“Because it will say a lot about the glass ceiling of the league, about the finite nature of realistic ambition, and it will also expose the limits of English boasting of having the most competitive league in the world.”
Or it could just say a lot about how Rodgers has utterly failed to organize this Leicester side through 2022, as they conceded 48 goals in 27 games. For context, Crystal Palace have conceded 28. Sometimes the sacking of a failing manager is just the sacking of a failing manager.
“With back-to-back fifth-place finishes and an FA Cup triumph in 2021, Rodgers has been the most successful manager at a non-elite club for a generation.”
Does he have it though? Most definitions put “a generation” between 20 and 30, so let’s be nice and just look at this century. And it would be a century in which David Moyes led Everton to five top-six finishes. We’d say he was ‘the most successful manager at a non-elite club for a generation’. But that doesn’t match the story.
“Of course, there was Leicester’s ridiculous title win under Claudio Ranieri in 2016 – a feat that seems even crazier in hindsight.
“No other team outside the ‘Big Six’ has even finished in the top four since Everton in 2005 – and that was before Manchester City got rich and there was even a ‘Big Six’. ”
And when do you think this Big Six emerged? There was certainly no talk of a Big Six when Tottenham finished in the top four in 2009/10 for the first time in 20 years. There had been a Big Four, then City had crashed out with money and Spurs fought their way through with money, training and recruitment.
Indeed, you could argue that Harry Redknapp was “the most successful manager at a non-elite club for a generation”. How does a Big Four become a Big Six without anyone challenging the elite?
Dave Kidd will then dismiss the idea that Leicester are poor this season partly because they’ve sold key players, writing that “the wider problem is that when a club bangs its head against that glass ceiling for a some time, without reaching the major breakthrough in Champions League football, everyone starts to get frustrated, bored and restless”.
We’re not sure we’re “frustrated”. bored and restless’, which is why winning a corner against Leicester is like winning a penalty.
Or why they field a goalkeeper who has been comfortably the worst in the division.

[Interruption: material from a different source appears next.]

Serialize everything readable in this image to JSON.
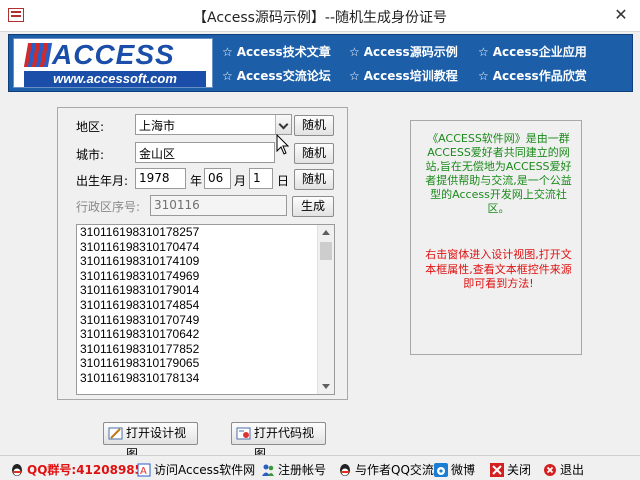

And we would certainly say that having practically zero net transfer spend in two seasons is sub-optimal.
Kidd writes that ‘oonce you stop going up you inevitably start sinking down” and cites West Ham and Wolves as examples, but you don’t have to “stop going up”; Tottenham proved it.
Brendan Rodgers was in charge of a Leicester side who have won just one of their last five games of 2019/20 to give up the Champions League places.
Brendan Rodgers was then in charge of a Leicester side who have won just one of their last five games of 2020/21 to give up the Champions League places.
Sometimes the problem is the manager. And more often than not, the problem is a combination of the manager and a lack of investment. Blaming the “glass ceiling” is a rotten excuse when the ceiling was shattered just over a decade ago.
. Manchester United Erik ten Hag are not okay so we cry all sacking the faultless Brendan